Look for the word "苏州市下属各市" in the data below, and copy every line that holds it.

++++++++++

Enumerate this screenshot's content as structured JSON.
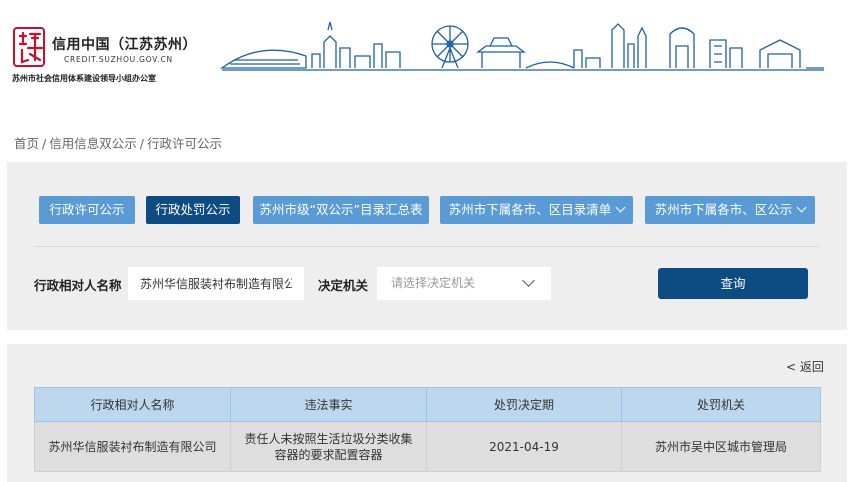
{
  "header": {
    "logo_title": "信用中国（江苏苏州）",
    "logo_url": "CREDIT.SUZHOU.GOV.CN",
    "logo_org": "苏州市社会信用体系建设领导小组办公室",
    "logo_glyph": "诚信"
  },
  "breadcrumb": {
    "items": [
      "首页",
      "信用信息双公示",
      "行政许可公示"
    ],
    "separator": "/"
  },
  "tabs": [
    {
      "label": "行政许可公示",
      "active": false,
      "dropdown": false
    },
    {
      "label": "行政处罚公示",
      "active": true,
      "dropdown": false
    },
    {
      "label": "苏州市级“双公示”目录汇总表",
      "active": false,
      "dropdown": false
    },
    {
      "label": "苏州市下属各市、区目录清单",
      "active": false,
      "dropdown": true
    },
    {
      "label": "苏州市下属各市、区公示",
      "active": false,
      "dropdown": true
    }
  ],
  "search": {
    "party_label": "行政相对人名称",
    "party_value": "苏州华信服装衬布制造有限公司",
    "authority_label": "决定机关",
    "authority_placeholder": "请选择决定机关",
    "query_label": "查询"
  },
  "results": {
    "back_label": "< 返回",
    "columns": [
      "行政相对人名称",
      "违法事实",
      "处罚决定期",
      "处罚机关"
    ],
    "rows": [
      [
        "苏州华信服装衬布制造有限公司",
        "责任人未按照生活垃圾分类收集容器的要求配置容器",
        "2021-04-19",
        "苏州市吴中区城市管理局"
      ]
    ]
  },
  "colors": {
    "tab": "#5b9bd5",
    "tab_active": "#0d4c82",
    "query_button": "#0d4c82",
    "table_header": "#bdd7ee",
    "logo_red": "#c8102e",
    "skyline_blue": "#1f5fa8"
  }
}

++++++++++

EXERCISE SOLUTION ::
      "label": "苏州市下属各市、区目录清单",
      "label": "苏州市下属各市、区公示",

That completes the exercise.